Once we’re free from worry, we immediately become connected to others, because we see that everyone else is imperfect, too, and we’re not separate from them. And we see that when we don’t help them, it’s like not helping ourselves.

Freedom and connection are the consequences of accepting our imperfection. And freedom is happiness.

The Bishop was correct that we cannot be happy without knowing, loving and serving this idea: Accept your imperfections.

I thank the Bishop for confirming this in me.

The most difficult decision of my life

There are some actions that are not right, but context defines our decisions. Sometimes we must do the wrong thing at the right time. Me walking away from a medical degree, for instance. It was what needed to be done at the time, much to people’s disbelief. But I wasn’t living my life. My life was living me.

What is indisputable is that we’re here to do something worthwhile. And who is the one that’s going to tell you what that thing is?

Well, that’s going to be you. Not society. Not your parents. Not your neighbors, and not your partner.

The how and the why is answered by you, and you alone.

Your values are what make your actions your own.

“Yea, but we do.”

I was in the gym the other day and there were weights all over the place, but they weren’t on any racks.
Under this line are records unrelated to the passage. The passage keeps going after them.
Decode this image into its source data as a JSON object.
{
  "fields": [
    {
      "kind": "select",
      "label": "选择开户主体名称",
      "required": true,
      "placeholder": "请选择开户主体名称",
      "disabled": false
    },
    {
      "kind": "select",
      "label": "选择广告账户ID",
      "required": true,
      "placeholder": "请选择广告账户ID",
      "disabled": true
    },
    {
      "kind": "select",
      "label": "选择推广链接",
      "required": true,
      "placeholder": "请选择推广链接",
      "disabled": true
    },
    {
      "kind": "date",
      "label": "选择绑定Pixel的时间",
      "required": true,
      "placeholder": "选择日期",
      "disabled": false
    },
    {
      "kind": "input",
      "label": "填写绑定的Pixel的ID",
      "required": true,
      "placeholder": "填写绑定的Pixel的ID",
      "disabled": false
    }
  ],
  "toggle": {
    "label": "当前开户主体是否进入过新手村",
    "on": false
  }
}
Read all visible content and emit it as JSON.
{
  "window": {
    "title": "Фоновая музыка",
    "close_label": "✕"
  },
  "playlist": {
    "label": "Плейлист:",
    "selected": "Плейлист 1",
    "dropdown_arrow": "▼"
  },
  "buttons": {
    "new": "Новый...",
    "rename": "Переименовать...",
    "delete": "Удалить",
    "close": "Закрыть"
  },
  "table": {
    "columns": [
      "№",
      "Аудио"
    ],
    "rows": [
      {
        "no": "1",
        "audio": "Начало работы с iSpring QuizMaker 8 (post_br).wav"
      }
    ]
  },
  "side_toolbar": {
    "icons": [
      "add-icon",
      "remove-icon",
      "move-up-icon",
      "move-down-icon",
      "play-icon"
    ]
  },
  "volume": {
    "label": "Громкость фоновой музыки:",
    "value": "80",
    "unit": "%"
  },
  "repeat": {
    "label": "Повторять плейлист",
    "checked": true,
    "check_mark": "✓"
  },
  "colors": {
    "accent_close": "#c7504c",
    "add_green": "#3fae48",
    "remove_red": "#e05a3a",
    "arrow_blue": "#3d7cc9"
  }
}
Some dumbells were strewn on the floor and the barbells were left on the bars. I arranged the weights that I needed, racking some to make room for the weight I wanted, and I did my exercises. When I was done, I started to put the weights back, but I hesitated, thinking, “Why should I? No one else did.” Then I thought of Erik.

Erik is one of my most interesting friends. He is a writer, which might explain why he was so interesting. He likes Goth clubs, but he always seemed to be an outsider, like he was researching a book he was writing. He dresses their way, he likes the same music, and he is highly tolerant of their unique lifestyle. But Erik isn’t angry at anyone. In fact, he likes everyone. His smile literally beams as shiny as his shaved head and black combat boots. I like Erik because he simply does his thing, with adventurous heart and a thinking mind. I visited him soon after he had moved to Las Vegas and we found ourselves in his gym.

We did bench press and the weights were not racked. We arranged the weight for ourselves and did our sets, taking turns until I finished the last set. Erik started putting the weights away, and I said, “Erik, let’s leave them. Other people didn’t put their weights away.” Erik didn’t look up as he continued pulling off barbells, “Yea, but we do.”

I thought about this a few days ago, although I’d shrugged it off at the time and helped him begrudgingly. I thought about how easy it is to pass up doing the right thing. Our actions are lost in anonymity… all of us shop at the big superstores which use greeters now as they try to replicate the feeling of the mom and pop shops that they (and us) are putting out of business. We buy things made in the China because it would require serious effort to go without that item or find an alternative to it that was made here. It’s easy to keep our money and retirement accounts with the Wall St banks after they defrauded people, because everyone else is. What difference does it make when there are so many people out there doing the same thing?

The difference is because it’s wrong.

So I returned my weights to the rack. No biggie, I know. And I’m only one person. But I’m part of a larger environment, and if I don’t think about that, and more importantly, if I don’t do something about it, then I am part of the problem. Other people may not do anything, but Erik’s words are still strong in my head:

“Yea, but we do.”